Exercise requirements: Each record below must be written out exactly as given.
··········
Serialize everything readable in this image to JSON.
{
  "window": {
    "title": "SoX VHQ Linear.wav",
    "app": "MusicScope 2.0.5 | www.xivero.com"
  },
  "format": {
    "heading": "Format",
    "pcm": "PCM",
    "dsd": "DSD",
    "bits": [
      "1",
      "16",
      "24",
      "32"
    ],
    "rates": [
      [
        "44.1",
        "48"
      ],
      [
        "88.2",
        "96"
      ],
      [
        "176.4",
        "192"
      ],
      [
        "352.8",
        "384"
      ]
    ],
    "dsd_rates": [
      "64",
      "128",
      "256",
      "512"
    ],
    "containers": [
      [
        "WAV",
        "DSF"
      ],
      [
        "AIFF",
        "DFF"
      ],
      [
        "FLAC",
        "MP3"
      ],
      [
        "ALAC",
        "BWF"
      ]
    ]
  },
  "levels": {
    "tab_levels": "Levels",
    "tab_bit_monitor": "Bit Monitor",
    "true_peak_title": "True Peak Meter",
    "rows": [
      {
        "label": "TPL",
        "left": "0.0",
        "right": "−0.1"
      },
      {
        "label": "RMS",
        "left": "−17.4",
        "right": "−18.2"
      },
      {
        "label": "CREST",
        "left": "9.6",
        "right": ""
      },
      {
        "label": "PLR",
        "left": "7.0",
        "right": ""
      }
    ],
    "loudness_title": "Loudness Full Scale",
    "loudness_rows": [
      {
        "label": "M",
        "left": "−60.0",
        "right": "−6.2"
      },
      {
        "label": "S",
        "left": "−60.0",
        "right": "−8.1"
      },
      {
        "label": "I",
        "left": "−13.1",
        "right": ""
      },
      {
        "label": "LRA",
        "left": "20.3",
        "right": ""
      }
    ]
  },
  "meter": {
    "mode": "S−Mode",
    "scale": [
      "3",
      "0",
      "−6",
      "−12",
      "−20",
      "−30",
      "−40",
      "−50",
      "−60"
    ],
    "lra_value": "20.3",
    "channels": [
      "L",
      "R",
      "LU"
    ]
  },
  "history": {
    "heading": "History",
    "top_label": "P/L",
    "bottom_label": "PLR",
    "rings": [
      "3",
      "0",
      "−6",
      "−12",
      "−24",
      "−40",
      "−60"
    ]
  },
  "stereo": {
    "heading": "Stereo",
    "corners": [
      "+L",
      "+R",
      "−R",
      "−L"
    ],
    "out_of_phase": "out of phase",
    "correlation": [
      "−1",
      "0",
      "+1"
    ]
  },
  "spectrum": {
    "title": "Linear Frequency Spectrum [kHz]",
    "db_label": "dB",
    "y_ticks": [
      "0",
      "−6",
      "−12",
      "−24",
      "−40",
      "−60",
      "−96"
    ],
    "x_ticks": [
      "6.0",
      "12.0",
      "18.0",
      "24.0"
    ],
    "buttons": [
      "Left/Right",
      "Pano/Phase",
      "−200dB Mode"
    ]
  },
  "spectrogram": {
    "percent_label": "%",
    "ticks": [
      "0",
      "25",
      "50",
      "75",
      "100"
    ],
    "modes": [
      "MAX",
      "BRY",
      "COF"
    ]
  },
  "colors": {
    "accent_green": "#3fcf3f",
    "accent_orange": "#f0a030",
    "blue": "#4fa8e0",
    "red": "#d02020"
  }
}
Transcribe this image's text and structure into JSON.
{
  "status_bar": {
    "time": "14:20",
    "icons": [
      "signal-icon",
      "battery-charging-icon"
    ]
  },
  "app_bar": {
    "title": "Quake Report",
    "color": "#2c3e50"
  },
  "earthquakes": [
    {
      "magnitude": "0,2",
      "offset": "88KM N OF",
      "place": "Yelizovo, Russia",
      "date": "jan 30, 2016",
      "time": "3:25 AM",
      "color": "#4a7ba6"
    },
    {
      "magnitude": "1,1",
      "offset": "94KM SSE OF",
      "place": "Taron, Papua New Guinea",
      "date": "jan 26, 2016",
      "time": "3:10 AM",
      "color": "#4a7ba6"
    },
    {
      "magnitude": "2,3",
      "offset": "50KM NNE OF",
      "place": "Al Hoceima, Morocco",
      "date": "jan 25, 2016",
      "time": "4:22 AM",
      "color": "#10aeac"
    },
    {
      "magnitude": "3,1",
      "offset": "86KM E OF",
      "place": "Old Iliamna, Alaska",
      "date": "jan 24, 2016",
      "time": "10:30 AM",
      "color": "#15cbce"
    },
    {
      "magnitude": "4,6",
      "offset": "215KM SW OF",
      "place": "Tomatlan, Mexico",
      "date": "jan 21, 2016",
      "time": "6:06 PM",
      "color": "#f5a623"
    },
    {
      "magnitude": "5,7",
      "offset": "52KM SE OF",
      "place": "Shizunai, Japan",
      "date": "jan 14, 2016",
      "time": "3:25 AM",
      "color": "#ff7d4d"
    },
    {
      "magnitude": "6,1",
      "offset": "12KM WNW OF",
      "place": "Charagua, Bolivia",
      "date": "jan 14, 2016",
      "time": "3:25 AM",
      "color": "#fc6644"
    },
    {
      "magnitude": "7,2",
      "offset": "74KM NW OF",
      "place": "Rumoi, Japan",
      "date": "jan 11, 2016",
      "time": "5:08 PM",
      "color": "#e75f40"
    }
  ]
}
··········
Response:
Serialize everything readable in this image to JSON.
{
  "window": {
    "title": "SoX VHQ Linear.wav",
    "app": "MusicScope 2.0.5 | www.xivero.com"
  },
  "format": {
    "heading": "Format",
    "pcm": "PCM",
    "dsd": "DSD",
    "bits": [
      "1",
      "16",
      "24",
      "32"
    ],
    "rates": [
      [
        "44.1",
        "48"
      ],
      [
        "88.2",
        "96"
      ],
      [
        "176.4",
        "192"
      ],
      [
        "352.8",
        "384"
      ]
    ],
    "dsd_rates": [
      "64",
      "128",
      "256",
      "512"
    ],
    "containers": [
      [
        "WAV",
        "DSF"
      ],
      [
        "AIFF",
        "DFF"
      ],
      [
        "FLAC",
        "MP3"
      ],
      [
        "ALAC",
        "BWF"
      ]
    ]
  },
  "levels": {
    "tab_levels": "Levels",
    "tab_bit_monitor": "Bit Monitor",
    "true_peak_title": "True Peak Meter",
    "rows": [
      {
        "label": "TPL",
        "left": "0.0",
        "right": "−0.1"
      },
      {
        "label": "RMS",
        "left": "−17.4",
        "right": "−18.2"
      },
      {
        "label": "CREST",
        "left": "9.6",
        "right": ""
      },
      {
        "label": "PLR",
        "left": "7.0",
        "right": ""
      }
    ],
    "loudness_title": "Loudness Full Scale",
    "loudness_rows": [
      {
        "label": "M",
        "left": "−60.0",
        "right": "−6.2"
      },
      {
        "label": "S",
        "left": "−60.0",
        "right": "−8.1"
      },
      {
        "label": "I",
        "left": "−13.1",
        "right": ""
      },
      {
        "label": "LRA",
        "left": "20.3",
        "right": ""
      }
    ]
  },
  "meter": {
    "mode": "S−Mode",
    "scale": [
      "3",
      "0",
      "−6",
      "−12",
      "−20",
      "−30",
      "−40",
      "−50",
      "−60"
    ],
    "lra_value": "20.3",
    "channels": [
      "L",
      "R",
      "LU"
    ]
  },
  "history": {
    "heading": "History",
    "top_label": "P/L",
    "bottom_label": "PLR",
    "rings": [
      "3",
      "0",
      "−6",
      "−12",
      "−24",
      "−40",
      "−60"
    ]
  },
  "stereo": {
    "heading": "Stereo",
    "corners": [
      "+L",
      "+R",
      "−R",
      "−L"
    ],
    "out_of_phase": "out of phase",
    "correlation": [
      "−1",
      "0",
      "+1"
    ]
  },
  "spectrum": {
    "title": "Linear Frequency Spectrum [kHz]",
    "db_label": "dB",
    "y_ticks": [
      "0",
      "−6",
      "−12",
      "−24",
      "−40",
      "−60",
      "−96"
    ],
    "x_ticks": [
      "6.0",
      "12.0",
      "18.0",
      "24.0"
    ],
    "buttons": [
      "Left/Right",
      "Pano/Phase",
      "−200dB Mode"
    ]
  },
  "spectrogram": {
    "percent_label": "%",
    "ticks": [
      "0",
      "25",
      "50",
      "75",
      "100"
    ],
    "modes": [
      "MAX",
      "BRY",
      "COF"
    ]
  },
  "colors": {
    "accent_green": "#3fcf3f",
    "accent_orange": "#f0a030",
    "blue": "#4fa8e0",
    "red": "#d02020"
  }
}
Transcribe this image's text and structure into JSON.
{
  "status_bar": {
    "time": "14:20",
    "icons": [
      "signal-icon",
      "battery-charging-icon"
    ]
  },
  "app_bar": {
    "title": "Quake Report",
    "color": "#2c3e50"
  },
  "earthquakes": [
    {
      "magnitude": "0,2",
      "offset": "88KM N OF",
      "place": "Yelizovo, Russia",
      "date": "jan 30, 2016",
      "time": "3:25 AM",
      "color": "#4a7ba6"
    },
    {
      "magnitude": "1,1",
      "offset": "94KM SSE OF",
      "place": "Taron, Papua New Guinea",
      "date": "jan 26, 2016",
      "time": "3:10 AM",
      "color": "#4a7ba6"
    },
    {
      "magnitude": "2,3",
      "offset": "50KM NNE OF",
      "place": "Al Hoceima, Morocco",
      "date": "jan 25, 2016",
      "time": "4:22 AM",
      "color": "#10aeac"
    },
    {
      "magnitude": "3,1",
      "offset": "86KM E OF",
      "place": "Old Iliamna, Alaska",
      "date": "jan 24, 2016",
      "time": "10:30 AM",
      "color": "#15cbce"
    },
    {
      "magnitude": "4,6",
      "offset": "215KM SW OF",
      "place": "Tomatlan, Mexico",
      "date": "jan 21, 2016",
      "time": "6:06 PM",
      "color": "#f5a623"
    },
    {
      "magnitude": "5,7",
      "offset": "52KM SE OF",
      "place": "Shizunai, Japan",
      "date": "jan 14, 2016",
      "time": "3:25 AM",
      "color": "#ff7d4d"
    },
    {
      "magnitude": "6,1",
      "offset": "12KM WNW OF",
      "place": "Charagua, Bolivia",
      "date": "jan 14, 2016",
      "time": "3:25 AM",
      "color": "#fc6644"
    },
    {
      "magnitude": "7,2",
      "offset": "74KM NW OF",
      "place": "Rumoi, Japan",
      "date": "jan 11, 2016",
      "time": "5:08 PM",
      "color": "#e75f40"
    }
  ]
}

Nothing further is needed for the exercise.